- [TASK STATEMENT] Lines with "icon" in them are to be located in the listing below and copied.

- [RECORDS]

______________________________

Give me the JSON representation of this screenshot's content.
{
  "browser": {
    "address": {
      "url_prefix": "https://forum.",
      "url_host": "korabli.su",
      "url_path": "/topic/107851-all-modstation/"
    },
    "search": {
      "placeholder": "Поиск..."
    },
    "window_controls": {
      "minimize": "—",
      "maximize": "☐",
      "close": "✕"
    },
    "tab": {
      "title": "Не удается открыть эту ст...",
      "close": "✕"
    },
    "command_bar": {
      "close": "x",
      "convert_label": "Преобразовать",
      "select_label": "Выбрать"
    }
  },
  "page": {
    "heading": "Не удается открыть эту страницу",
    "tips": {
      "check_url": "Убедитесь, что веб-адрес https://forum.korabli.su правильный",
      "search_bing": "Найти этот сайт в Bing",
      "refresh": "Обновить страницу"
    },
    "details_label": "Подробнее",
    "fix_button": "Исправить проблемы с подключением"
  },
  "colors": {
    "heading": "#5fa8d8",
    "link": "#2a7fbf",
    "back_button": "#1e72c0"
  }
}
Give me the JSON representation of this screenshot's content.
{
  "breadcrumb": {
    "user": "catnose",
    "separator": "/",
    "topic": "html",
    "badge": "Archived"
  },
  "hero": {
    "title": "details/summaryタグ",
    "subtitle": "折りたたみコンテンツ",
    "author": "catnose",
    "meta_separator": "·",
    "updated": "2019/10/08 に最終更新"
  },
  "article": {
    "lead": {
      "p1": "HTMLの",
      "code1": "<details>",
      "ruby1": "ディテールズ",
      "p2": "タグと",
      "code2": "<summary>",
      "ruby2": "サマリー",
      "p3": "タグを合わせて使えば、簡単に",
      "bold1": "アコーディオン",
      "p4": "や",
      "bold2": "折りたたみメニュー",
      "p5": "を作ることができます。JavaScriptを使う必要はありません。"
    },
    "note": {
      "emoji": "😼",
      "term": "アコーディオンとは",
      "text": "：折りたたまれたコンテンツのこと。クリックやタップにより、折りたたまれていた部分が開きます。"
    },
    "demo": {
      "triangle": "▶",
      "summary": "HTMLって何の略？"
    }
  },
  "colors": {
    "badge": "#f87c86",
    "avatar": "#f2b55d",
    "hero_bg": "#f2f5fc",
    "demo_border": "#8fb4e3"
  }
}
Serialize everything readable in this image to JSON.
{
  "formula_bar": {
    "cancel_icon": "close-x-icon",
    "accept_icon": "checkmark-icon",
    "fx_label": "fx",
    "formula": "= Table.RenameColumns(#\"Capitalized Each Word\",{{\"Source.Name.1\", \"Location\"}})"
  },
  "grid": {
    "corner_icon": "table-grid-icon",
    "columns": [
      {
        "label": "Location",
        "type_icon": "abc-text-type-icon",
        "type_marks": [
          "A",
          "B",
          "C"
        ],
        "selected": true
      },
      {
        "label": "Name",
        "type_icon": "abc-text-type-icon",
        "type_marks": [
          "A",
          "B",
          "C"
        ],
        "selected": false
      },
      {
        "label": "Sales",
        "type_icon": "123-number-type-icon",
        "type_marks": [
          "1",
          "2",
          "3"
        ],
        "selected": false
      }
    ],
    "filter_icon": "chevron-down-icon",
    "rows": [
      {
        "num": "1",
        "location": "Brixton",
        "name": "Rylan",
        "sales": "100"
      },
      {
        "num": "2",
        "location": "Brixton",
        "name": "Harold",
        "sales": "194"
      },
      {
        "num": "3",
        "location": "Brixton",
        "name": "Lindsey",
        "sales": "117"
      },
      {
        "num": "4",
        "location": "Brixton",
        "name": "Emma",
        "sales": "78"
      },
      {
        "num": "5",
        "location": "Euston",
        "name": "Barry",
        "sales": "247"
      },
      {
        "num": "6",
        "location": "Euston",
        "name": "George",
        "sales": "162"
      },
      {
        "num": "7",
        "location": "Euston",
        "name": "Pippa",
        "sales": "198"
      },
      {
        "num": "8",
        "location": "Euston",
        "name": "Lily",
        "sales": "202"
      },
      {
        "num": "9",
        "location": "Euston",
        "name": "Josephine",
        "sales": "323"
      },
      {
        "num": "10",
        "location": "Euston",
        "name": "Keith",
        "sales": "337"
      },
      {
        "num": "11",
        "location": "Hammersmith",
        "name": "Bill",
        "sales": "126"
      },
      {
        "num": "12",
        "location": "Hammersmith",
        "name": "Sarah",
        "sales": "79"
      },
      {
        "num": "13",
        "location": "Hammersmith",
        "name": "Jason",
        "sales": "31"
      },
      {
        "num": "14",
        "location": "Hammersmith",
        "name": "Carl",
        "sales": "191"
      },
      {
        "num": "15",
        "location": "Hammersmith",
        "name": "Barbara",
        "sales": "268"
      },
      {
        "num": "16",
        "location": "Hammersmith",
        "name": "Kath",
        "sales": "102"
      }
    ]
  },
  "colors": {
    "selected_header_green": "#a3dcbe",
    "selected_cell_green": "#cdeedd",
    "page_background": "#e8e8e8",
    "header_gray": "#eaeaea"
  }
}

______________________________

- [RESPONSE TO THIS EXERCISE]
    "cancel_icon": "close-x-icon",
    "accept_icon": "checkmark-icon",
    "corner_icon": "table-grid-icon",
        "type_icon": "abc-text-type-icon",
        "type_icon": "abc-text-type-icon",
        "type_icon": "123-number-type-icon",
    "filter_icon": "chevron-down-icon",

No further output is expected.